___ Task material

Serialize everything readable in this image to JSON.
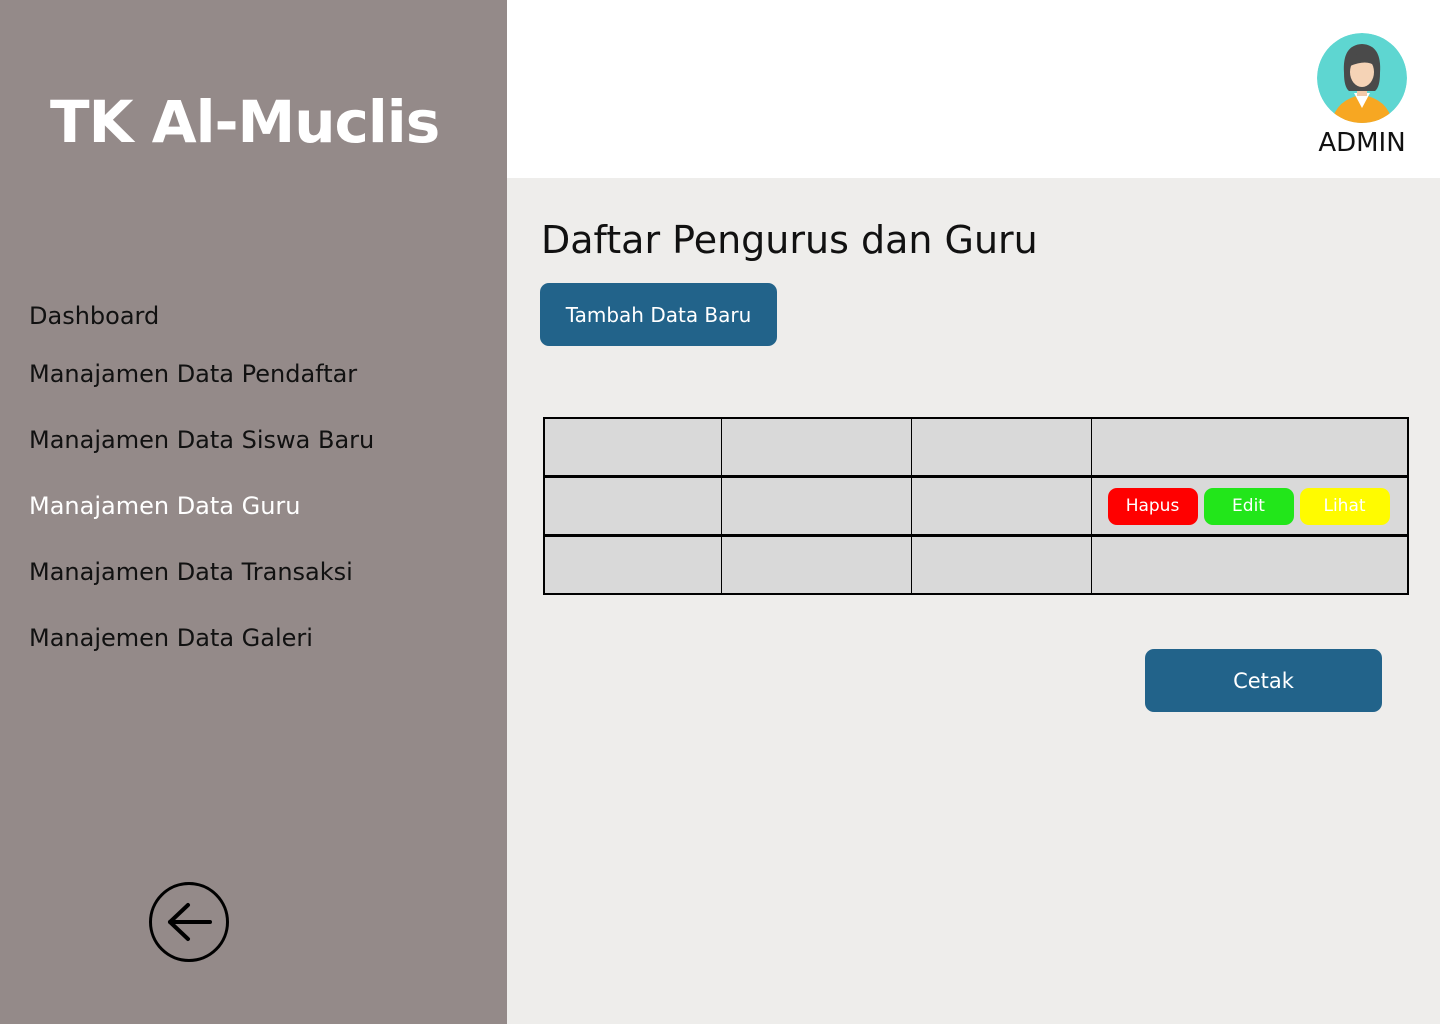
{
  "app": {
    "brand": "TK Al-Muclis"
  },
  "sidebar": {
    "items": [
      {
        "label": "Dashboard"
      },
      {
        "label": "Manajamen Data Pendaftar"
      },
      {
        "label": "Manajamen Data Siswa Baru"
      },
      {
        "label": "Manajamen Data Guru"
      },
      {
        "label": "Manajamen Data Transaksi"
      },
      {
        "label": "Manajemen Data Galeri"
      }
    ],
    "active_index": 3,
    "back_icon": "arrow-left-circle-icon"
  },
  "header": {
    "user_label": "ADMIN",
    "avatar_icon": "female-user-avatar-icon"
  },
  "main": {
    "title": "Daftar Pengurus dan Guru",
    "add_button": "Tambah Data Baru",
    "print_button": "Cetak",
    "row_actions": {
      "delete": "Hapus",
      "edit": "Edit",
      "view": "Lihat"
    }
  },
  "colors": {
    "sidebar_bg": "#948a89",
    "primary": "#22638a",
    "delete": "#ff0000",
    "edit": "#22e61a",
    "view": "#fffb00",
    "table_bg": "#d9d9d9",
    "content_bg": "#eeedeb"
  }
}
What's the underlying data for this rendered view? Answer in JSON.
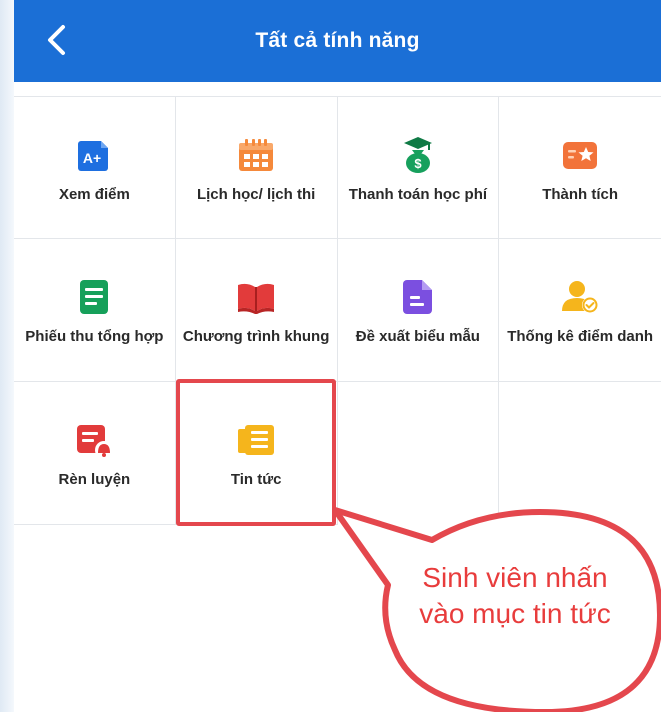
{
  "header": {
    "title": "Tất cả tính năng",
    "background_color": "#1b6fd6"
  },
  "features": [
    {
      "label": "Xem điểm",
      "icon": "grade-a-plus-icon",
      "color": "#1e6fe0"
    },
    {
      "label": "Lịch học/ lịch thi",
      "icon": "calendar-icon",
      "color": "#f5893b"
    },
    {
      "label": "Thanh toán học phí",
      "icon": "money-bag-graduation-icon",
      "color": "#17a05d"
    },
    {
      "label": "Thành tích",
      "icon": "achievement-star-icon",
      "color": "#f2733a"
    },
    {
      "label": "Phiếu thu tổng hợp",
      "icon": "receipt-document-icon",
      "color": "#16a05a"
    },
    {
      "label": "Chương trình khung",
      "icon": "open-book-icon",
      "color": "#e23b3b"
    },
    {
      "label": "Đề xuất biểu mẫu",
      "icon": "form-document-icon",
      "color": "#7b4fe0"
    },
    {
      "label": "Thống kê điểm danh",
      "icon": "user-check-icon",
      "color": "#f5b51c"
    },
    {
      "label": "Rèn luyện",
      "icon": "training-bell-icon",
      "color": "#e23b3b"
    },
    {
      "label": "Tin tức",
      "icon": "news-icon",
      "color": "#f5b51c"
    }
  ],
  "annotation": {
    "callout_text": "Sinh viên nhấn vào mục tin tức",
    "highlight_color": "#e4474d",
    "text_color": "#e83c3c"
  }
}
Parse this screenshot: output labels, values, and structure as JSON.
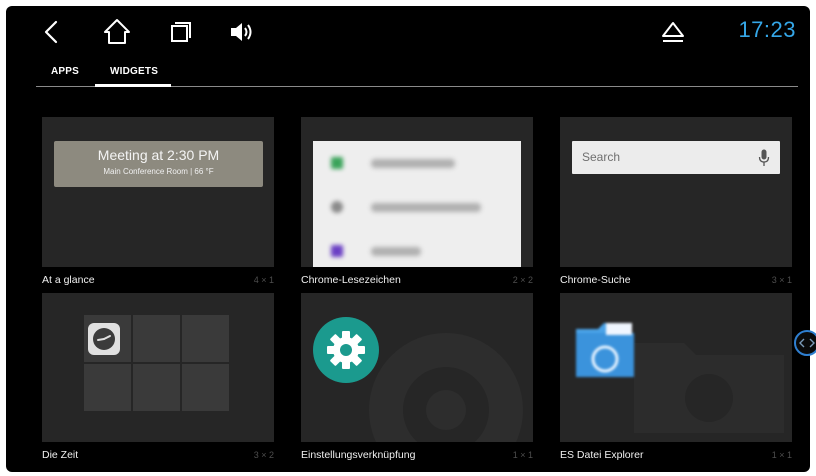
{
  "status_bar": {
    "back_icon": "back-chevron-icon",
    "home_icon": "home-outline-icon",
    "recents_icon": "recents-square-icon",
    "volume_icon": "volume-speaker-icon",
    "eject_icon": "eject-icon",
    "clock": "17:23",
    "clock_color": "#35a7e8"
  },
  "tabs": [
    {
      "label": "APPS",
      "selected": false
    },
    {
      "label": "WIDGETS",
      "selected": true
    }
  ],
  "widgets": [
    {
      "name": "At a glance",
      "size": "4 × 1",
      "preview": {
        "title": "Meeting at 2:30 PM",
        "subtitle": "Main Conference Room | 66 °F"
      }
    },
    {
      "name": "Chrome-Lesezeichen",
      "size": "2 × 2"
    },
    {
      "name": "Chrome-Suche",
      "size": "3 × 1",
      "preview": {
        "placeholder": "Search"
      }
    },
    {
      "name": "Die Zeit",
      "size": "3 × 2"
    },
    {
      "name": "Einstellungsverknüpfung",
      "size": "1 × 1"
    },
    {
      "name": "ES Datei Explorer",
      "size": "1 × 1"
    }
  ],
  "colors": {
    "background": "#000000",
    "card": "#262626",
    "accent": "#35a7e8",
    "settings_icon": "#1b9a8e"
  }
}
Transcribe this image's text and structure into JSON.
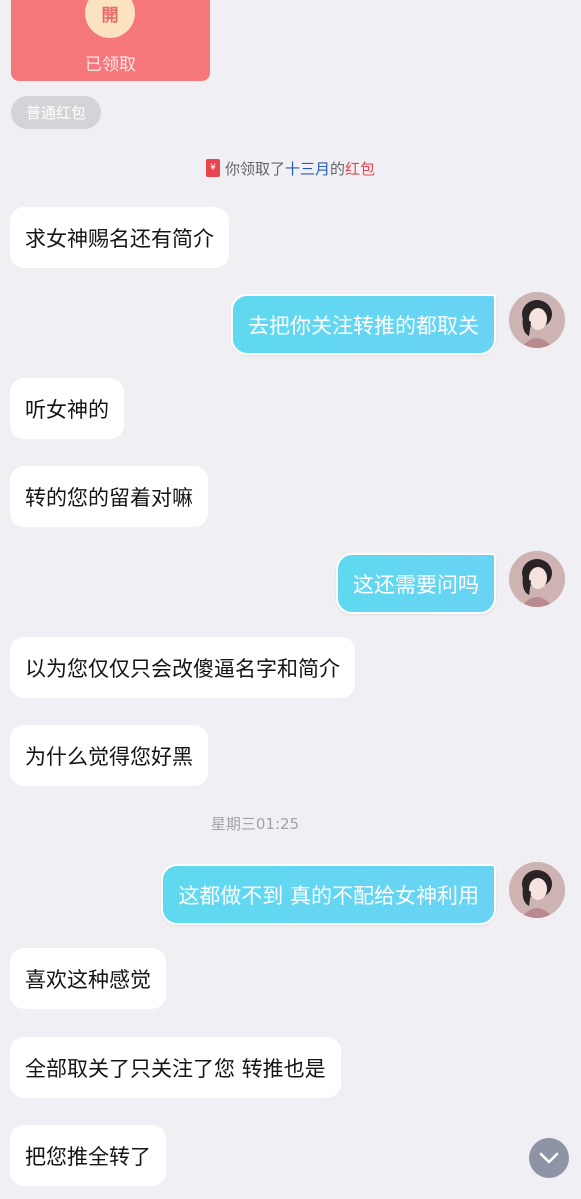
{
  "red_packet": {
    "seal_char": "開",
    "status": "已领取",
    "type_label": "普通红包"
  },
  "system_notice": {
    "prefix": "你领取了",
    "sender": "十三月",
    "middle": "的",
    "suffix": "红包"
  },
  "timestamp": "星期三01:25",
  "messages": [
    {
      "dir": "in",
      "text": "求女神赐名还有简介"
    },
    {
      "dir": "out",
      "text": "去把你关注转推的都取关"
    },
    {
      "dir": "in",
      "text": "听女神的"
    },
    {
      "dir": "in",
      "text": "转的您的留着对嘛"
    },
    {
      "dir": "out",
      "text": "这还需要问吗"
    },
    {
      "dir": "in",
      "text": "以为您仅仅只会改傻逼名字和简介"
    },
    {
      "dir": "in",
      "text": "为什么觉得您好黑"
    },
    {
      "dir": "out",
      "text": "这都做不到 真的不配给女神利用"
    },
    {
      "dir": "in",
      "text": "喜欢这种感觉"
    },
    {
      "dir": "in",
      "text": "全部取关了只关注了您 转推也是"
    },
    {
      "dir": "in",
      "text": "把您推全转了"
    }
  ],
  "icons": {
    "red_packet_small": "red-packet-icon",
    "avatar": "user-avatar",
    "scroll": "chevron-down-icon"
  },
  "colors": {
    "background": "#f0f0f4",
    "incoming_bubble": "#ffffff",
    "outgoing_bubble": "#62d6f1",
    "red_packet": "#f6777a",
    "highlight_blue": "#2a5bb4",
    "highlight_red": "#e8464e"
  }
}
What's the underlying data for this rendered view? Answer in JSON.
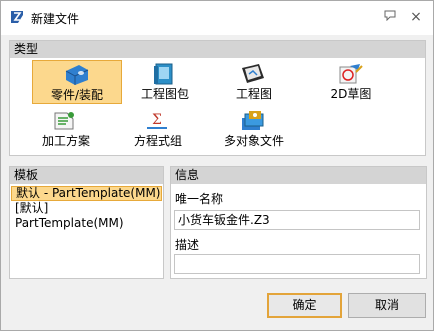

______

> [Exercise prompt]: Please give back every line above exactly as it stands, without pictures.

> [Reply to the exercise]:
Serialize everything readable in this image to JSON.
{
  "app": {
    "brand": "TK Al-Muclis"
  },
  "sidebar": {
    "items": [
      {
        "label": "Dashboard"
      },
      {
        "label": "Manajamen Data Pendaftar"
      },
      {
        "label": "Manajamen Data Siswa Baru"
      },
      {
        "label": "Manajamen Data Guru"
      },
      {
        "label": "Manajamen Data Transaksi"
      },
      {
        "label": "Manajemen Data Galeri"
      }
    ],
    "active_index": 3,
    "back_icon": "arrow-left-circle-icon"
  },
  "header": {
    "user_label": "ADMIN",
    "avatar_icon": "female-user-avatar-icon"
  },
  "main": {
    "title": "Daftar Pengurus dan Guru",
    "add_button": "Tambah Data Baru",
    "print_button": "Cetak",
    "row_actions": {
      "delete": "Hapus",
      "edit": "Edit",
      "view": "Lihat"
    }
  },
  "colors": {
    "sidebar_bg": "#948a89",
    "primary": "#22638a",
    "delete": "#ff0000",
    "edit": "#22e61a",
    "view": "#fffb00",
    "table_bg": "#d9d9d9",
    "content_bg": "#eeedeb"
  }
}
What's the underlying data for this rendered view? Answer in JSON.
{
  "header": {
    "title": "Tất cả tính năng",
    "background_color": "#1b6fd6"
  },
  "features": [
    {
      "label": "Xem điểm",
      "icon": "grade-a-plus-icon",
      "color": "#1e6fe0"
    },
    {
      "label": "Lịch học/ lịch thi",
      "icon": "calendar-icon",
      "color": "#f5893b"
    },
    {
      "label": "Thanh toán học phí",
      "icon": "money-bag-graduation-icon",
      "color": "#17a05d"
    },
    {
      "label": "Thành tích",
      "icon": "achievement-star-icon",
      "color": "#f2733a"
    },
    {
      "label": "Phiếu thu tổng hợp",
      "icon": "receipt-document-icon",
      "color": "#16a05a"
    },
    {
      "label": "Chương trình khung",
      "icon": "open-book-icon",
      "color": "#e23b3b"
    },
    {
      "label": "Đề xuất biểu mẫu",
      "icon": "form-document-icon",
      "color": "#7b4fe0"
    },
    {
      "label": "Thống kê điểm danh",
      "icon": "user-check-icon",
      "color": "#f5b51c"
    },
    {
      "label": "Rèn luyện",
      "icon": "training-bell-icon",
      "color": "#e23b3b"
    },
    {
      "label": "Tin tức",
      "icon": "news-icon",
      "color": "#f5b51c"
    }
  ],
  "annotation": {
    "callout_text": "Sinh viên nhấn vào mục tin tức",
    "highlight_color": "#e4474d",
    "text_color": "#e83c3c"
  }
}
Parse this screenshot: output labels, values, and structure as JSON.
{
  "status_bar": {
    "back_icon": "back-chevron-icon",
    "home_icon": "home-outline-icon",
    "recents_icon": "recents-square-icon",
    "volume_icon": "volume-speaker-icon",
    "eject_icon": "eject-icon",
    "clock": "17:23",
    "clock_color": "#35a7e8"
  },
  "tabs": [
    {
      "label": "APPS",
      "selected": false
    },
    {
      "label": "WIDGETS",
      "selected": true
    }
  ],
  "widgets": [
    {
      "name": "At a glance",
      "size": "4 × 1",
      "preview": {
        "title": "Meeting at 2:30 PM",
        "subtitle": "Main Conference Room | 66 °F"
      }
    },
    {
      "name": "Chrome-Lesezeichen",
      "size": "2 × 2"
    },
    {
      "name": "Chrome-Suche",
      "size": "3 × 1",
      "preview": {
        "placeholder": "Search"
      }
    },
    {
      "name": "Die Zeit",
      "size": "3 × 2"
    },
    {
      "name": "Einstellungsverknüpfung",
      "size": "1 × 1"
    },
    {
      "name": "ES Datei Explorer",
      "size": "1 × 1"
    }
  ],
  "colors": {
    "background": "#000000",
    "card": "#262626",
    "accent": "#35a7e8",
    "settings_icon": "#1b9a8e"
  }
}
Transcribe this image's text and structure into JSON.
{
  "red_packet": {
    "seal_char": "開",
    "status": "已领取",
    "type_label": "普通红包"
  },
  "system_notice": {
    "prefix": "你领取了",
    "sender": "十三月",
    "middle": "的",
    "suffix": "红包"
  },
  "timestamp": "星期三01:25",
  "messages": [
    {
      "dir": "in",
      "text": "求女神赐名还有简介"
    },
    {
      "dir": "out",
      "text": "去把你关注转推的都取关"
    },
    {
      "dir": "in",
      "text": "听女神的"
    },
    {
      "dir": "in",
      "text": "转的您的留着对嘛"
    },
    {
      "dir": "out",
      "text": "这还需要问吗"
    },
    {
      "dir": "in",
      "text": "以为您仅仅只会改傻逼名字和简介"
    },
    {
      "dir": "in",
      "text": "为什么觉得您好黑"
    },
    {
      "dir": "out",
      "text": "这都做不到 真的不配给女神利用"
    },
    {
      "dir": "in",
      "text": "喜欢这种感觉"
    },
    {
      "dir": "in",
      "text": "全部取关了只关注了您 转推也是"
    },
    {
      "dir": "in",
      "text": "把您推全转了"
    }
  ],
  "icons": {
    "red_packet_small": "red-packet-icon",
    "avatar": "user-avatar",
    "scroll": "chevron-down-icon"
  },
  "colors": {
    "background": "#f0f0f4",
    "incoming_bubble": "#ffffff",
    "outgoing_bubble": "#62d6f1",
    "red_packet": "#f6777a",
    "highlight_blue": "#2a5bb4",
    "highlight_red": "#e8464e"
  }
}
What's the underlying data for this rendered view? Answer in JSON.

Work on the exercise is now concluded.